Your instructions: Wherever a line in the records contains the word "como", return that line.

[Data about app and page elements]

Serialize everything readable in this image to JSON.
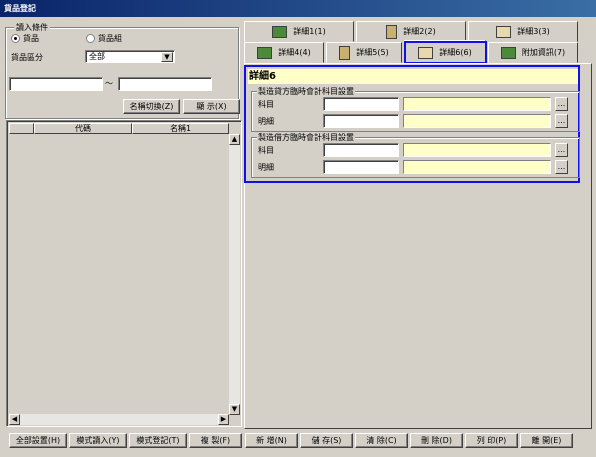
{
  "window": {
    "title": "貨品登記"
  },
  "left": {
    "condition_group": "讀入條件",
    "radio_goods": "貨品",
    "radio_goods_group": "貨品組",
    "category_label": "貨品區分",
    "category_value": "全部",
    "range_from_value": "",
    "range_tilde": "～",
    "range_to_value": "",
    "name_switch_button": "名稱切換(Z)",
    "show_button": "顯 示(X)",
    "list_columns": [
      "代碼",
      "名稱1"
    ]
  },
  "tabs": {
    "row1": [
      {
        "label": "詳細1(1)",
        "icon": "book-icon"
      },
      {
        "label": "詳細2(2)",
        "icon": "notebook-icon"
      },
      {
        "label": "詳細3(3)",
        "icon": "card-icon"
      }
    ],
    "row2": [
      {
        "label": "詳細4(4)",
        "icon": "book-icon"
      },
      {
        "label": "詳細5(5)",
        "icon": "notebook-icon"
      },
      {
        "label": "詳細6(6)",
        "icon": "card-icon"
      },
      {
        "label": "附加資訊(7)",
        "icon": "book-icon"
      }
    ],
    "active": "詳細6(6)"
  },
  "detail6": {
    "title": "詳細6",
    "credit_group": {
      "title": "製造貸方臨時會計科目設置",
      "subject_label": "科目",
      "detail_label": "明細",
      "subject_code": "",
      "subject_name": "",
      "detail_code": "",
      "detail_name": ""
    },
    "debit_group": {
      "title": "製造借方臨時會計科目設置",
      "subject_label": "科目",
      "detail_label": "明細",
      "subject_code": "",
      "subject_name": "",
      "detail_code": "",
      "detail_name": ""
    },
    "lookup_button": "..."
  },
  "bottom_buttons": [
    "全部設置(H)",
    "模式讀入(Y)",
    "模式登記(T)",
    "複 製(F)",
    "新 增(N)",
    "儲 存(S)",
    "清 除(C)",
    "刪 除(D)",
    "列 印(P)",
    "離 開(E)"
  ],
  "colors": {
    "title_bar": "#0a246a",
    "highlight_field": "#ffffc8",
    "selection_border": "#1010e8"
  }
}
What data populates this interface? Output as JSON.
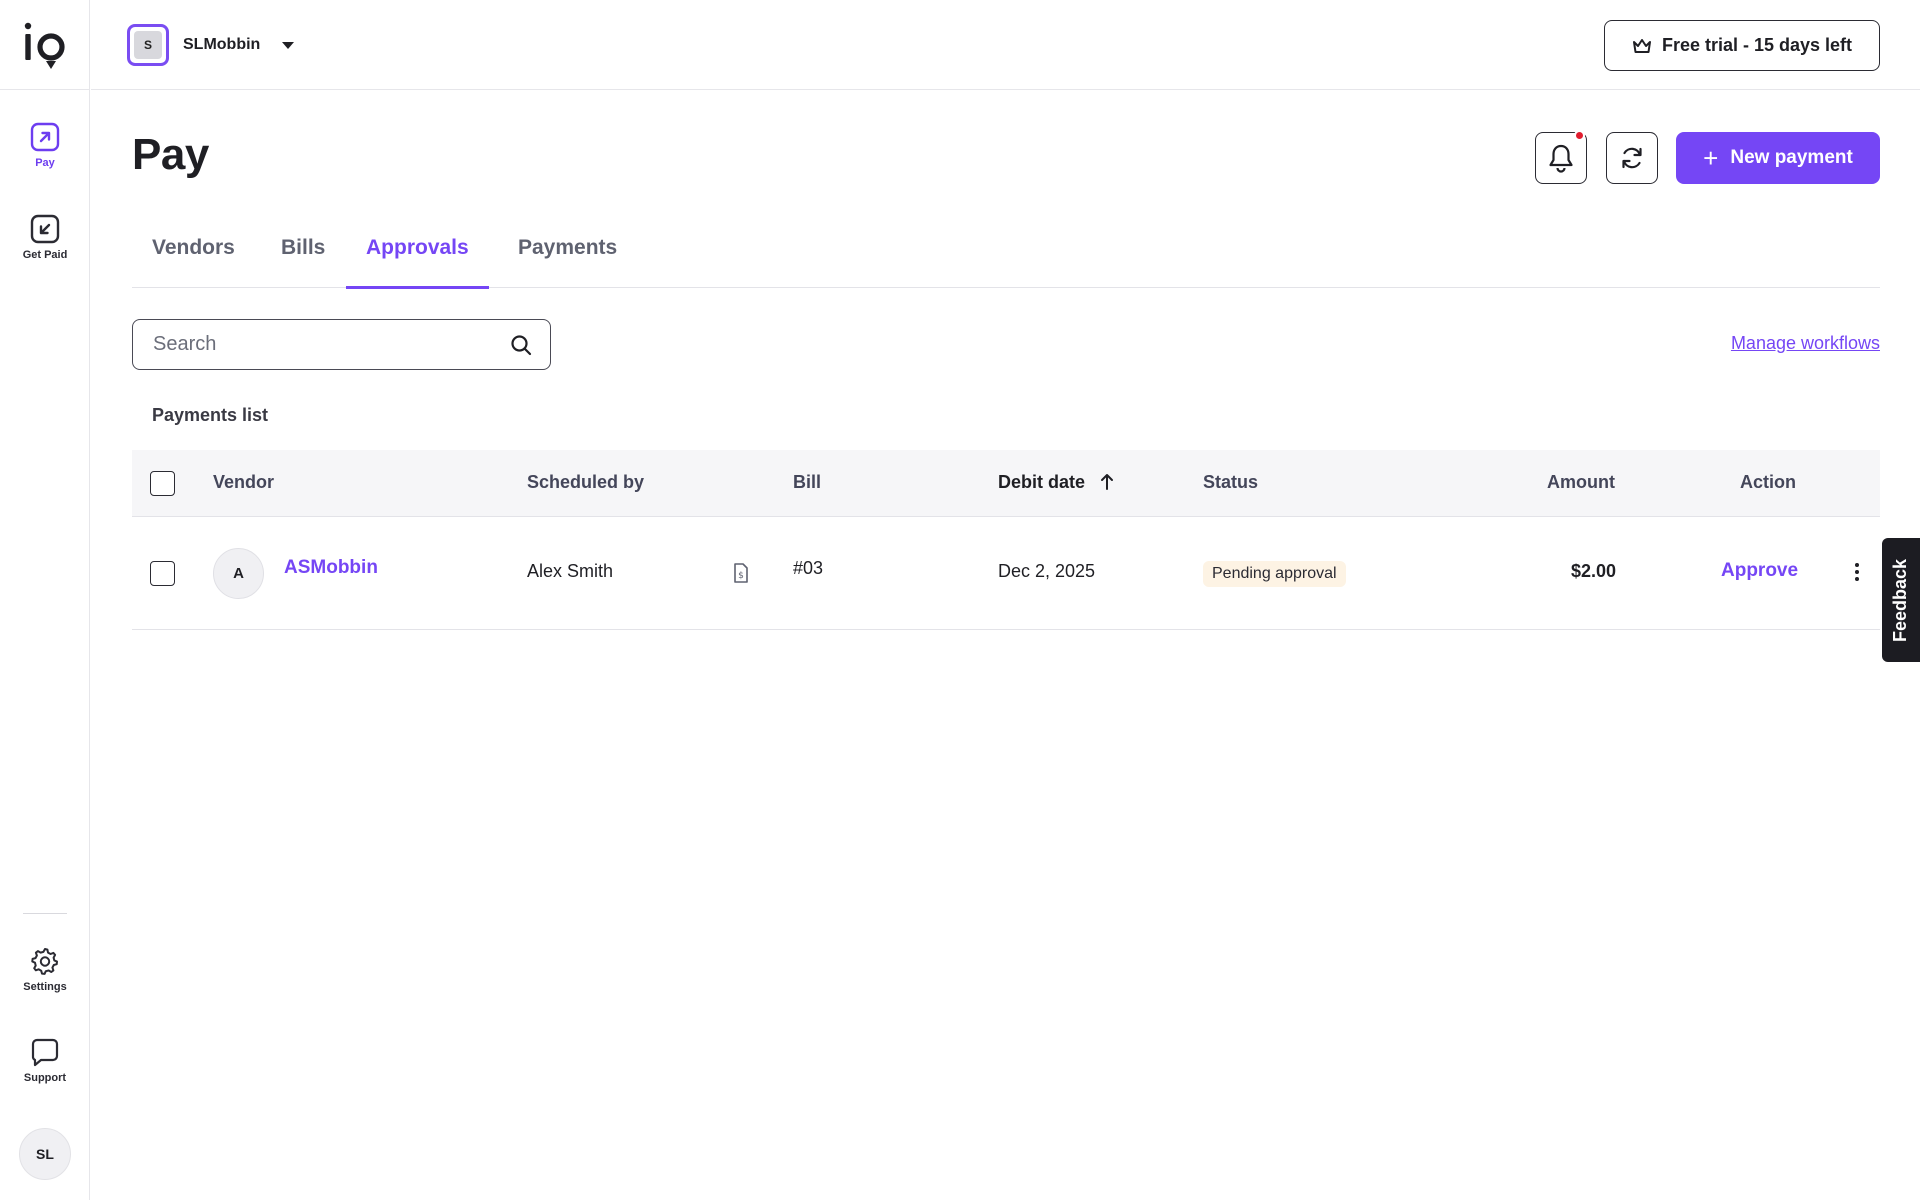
{
  "sidebar": {
    "logo_text": "io",
    "items": [
      {
        "label": "Pay",
        "icon": "arrow-up-right-icon"
      },
      {
        "label": "Get Paid",
        "icon": "arrow-down-left-icon"
      },
      {
        "label": "Settings",
        "icon": "gear-icon"
      },
      {
        "label": "Support",
        "icon": "chat-bubble-icon"
      }
    ],
    "user_initials": "SL"
  },
  "topbar": {
    "org_initial": "S",
    "org_name": "SLMobbin",
    "trial_label": "Free trial - 15 days left"
  },
  "page": {
    "title": "Pay",
    "new_payment_label": "New payment",
    "notification_dot_color": "#e11d2f",
    "accent_color": "#7546f5"
  },
  "tabs": [
    {
      "label": "Vendors",
      "active": false
    },
    {
      "label": "Bills",
      "active": false
    },
    {
      "label": "Approvals",
      "active": true
    },
    {
      "label": "Payments",
      "active": false
    }
  ],
  "search": {
    "placeholder": "Search",
    "value": ""
  },
  "manage_workflows_label": "Manage workflows",
  "list_title": "Payments list",
  "table": {
    "columns": [
      "Vendor",
      "Scheduled by",
      "Bill",
      "Debit date",
      "Status",
      "Amount",
      "Action"
    ],
    "sorted_column": "Debit date",
    "sort_direction": "ascending",
    "rows": [
      {
        "vendor_initial": "A",
        "vendor": "ASMobbin",
        "scheduled_by": "Alex Smith",
        "bill": "#03",
        "debit_date": "Dec 2, 2025",
        "status": "Pending approval",
        "amount": "$2.00",
        "action": "Approve"
      }
    ]
  },
  "feedback_label": "Feedback"
}
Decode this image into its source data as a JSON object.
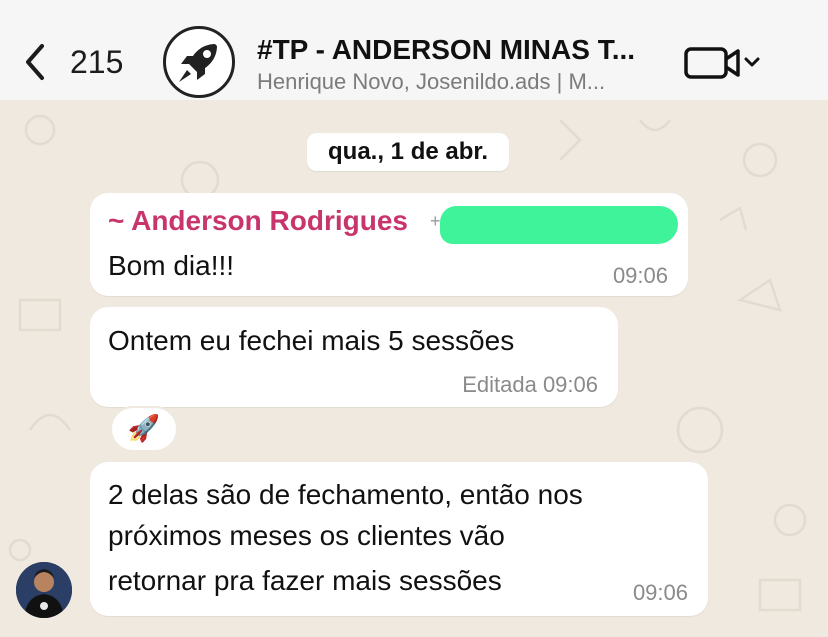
{
  "header": {
    "back_count": "215",
    "title": "#TP - ANDERSON MINAS T...",
    "subtitle": "Henrique Novo, Josenildo.ads | M..."
  },
  "chat": {
    "date_label": "qua., 1 de abr.",
    "messages": [
      {
        "sender": "~ Anderson Rodrigues",
        "text": "Bom dia!!!",
        "time": "09:06"
      },
      {
        "text": "Ontem eu fechei mais 5 sessões",
        "time": "Editada 09:06"
      },
      {
        "reaction": "🚀"
      },
      {
        "lines": [
          "2 delas são de fechamento, então nos",
          "próximos meses os clientes vão",
          "retornar pra fazer mais sessões"
        ],
        "time": "09:06"
      }
    ]
  },
  "colors": {
    "sender_name": "#c8356c",
    "redaction": "#3ff39a",
    "wallpaper": "#efe9df"
  }
}
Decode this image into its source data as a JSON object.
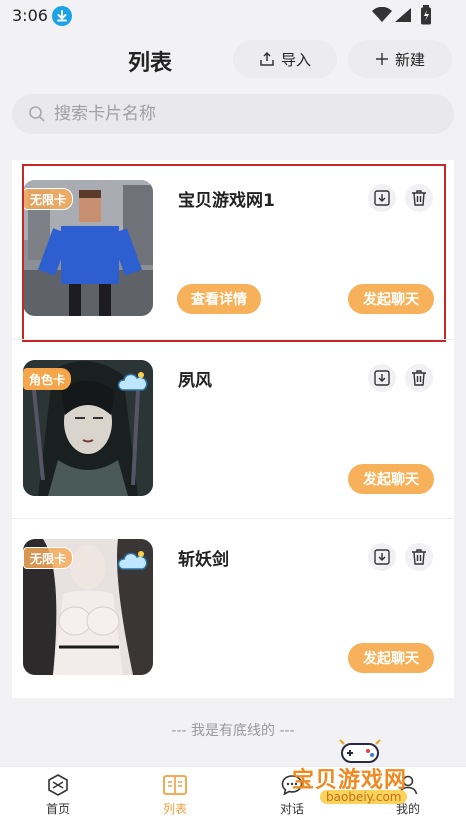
{
  "status_bar": {
    "time": "3:06"
  },
  "header": {
    "title": "列表",
    "import_label": "导入",
    "new_label": "新建"
  },
  "search": {
    "placeholder": "搜索卡片名称",
    "value": ""
  },
  "cards": [
    {
      "title": "宝贝游戏网1",
      "badge": "无限卡",
      "detail_label": "查看详情",
      "chat_label": "发起聊天"
    },
    {
      "title": "夙风",
      "badge": "角色卡",
      "chat_label": "发起聊天"
    },
    {
      "title": "斩妖剑",
      "badge": "无限卡",
      "chat_label": "发起聊天"
    }
  ],
  "footer_note": "--- 我是有底线的 ---",
  "tabs": [
    {
      "label": "首页",
      "icon": "home-icon"
    },
    {
      "label": "列表",
      "icon": "list-icon",
      "active": true
    },
    {
      "label": "对话",
      "icon": "chat-bubble-icon"
    },
    {
      "label": "我的",
      "icon": "profile-icon"
    }
  ],
  "watermark": {
    "text": "宝贝游戏网",
    "url": "baobeiy.com"
  },
  "colors": {
    "accent": "#F6B15A",
    "active_tab": "#F0A040",
    "selection_border": "#C62828",
    "download_badge": "#1AA3E8"
  }
}
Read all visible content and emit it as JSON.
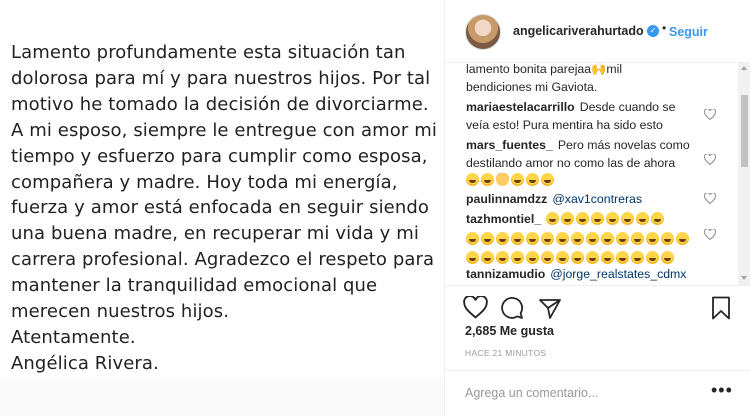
{
  "post_image": {
    "lines": [
      "Lamento profundamente esta situación tan",
      "dolorosa para mí y para nuestros hijos. Por tal",
      "motivo he tomado la decisión de divorciarme.",
      "A mi esposo, siempre le entregue con amor mi",
      "tiempo y esfuerzo para cumplir como esposa,",
      "compañera y madre. Hoy toda mi energía,",
      "fuerza y amor está enfocada en seguir siendo",
      "una buena madre, en recuperar mi vida y mi",
      "carrera profesional. Agradezco el respeto para",
      "mantener la tranquilidad emocional que",
      "merecen nuestros hijos.",
      "Atentamente.",
      "Angélica Rivera."
    ]
  },
  "header": {
    "username": "angelicariverahurtado",
    "verified_icon": "verified-badge-icon",
    "separator": "•",
    "follow_label": "Seguir"
  },
  "comments": [
    {
      "user": "",
      "text": "lamento bonita parejaa🙌mil",
      "line2": "bendiciones mi Gaviota."
    },
    {
      "user": "mariaestelacarrillo",
      "text": "Desde cuando se",
      "line2": "veía esto! Pura mentira ha sido esto"
    },
    {
      "user": "mars_fuentes_",
      "text": "Pero más novelas como",
      "line2": "destilando amor no como las de ahora"
    },
    {
      "user": "paulinnamdzz",
      "text": "@xav1contreras"
    },
    {
      "user": "tazhmontiel_",
      "text": ""
    },
    {
      "user": "tannizamudio",
      "text": "@jorge_realstates_cdmx"
    }
  ],
  "actions": {
    "like_icon": "heart-icon",
    "comment_icon": "comment-bubble-icon",
    "share_icon": "share-arrow-icon",
    "save_icon": "bookmark-icon"
  },
  "likes_text": "2,685 Me gusta",
  "time_ago": "HACE 21 MINUTOS",
  "comment_input": {
    "placeholder": "Agrega un comentario...",
    "more_label": "•••"
  }
}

Reply to the exercise:
      "tiempo y esfuerzo para cumplir como esposa,",
      "text": "Pero más novelas como",
      "line2": "destilando amor no como las de ahora"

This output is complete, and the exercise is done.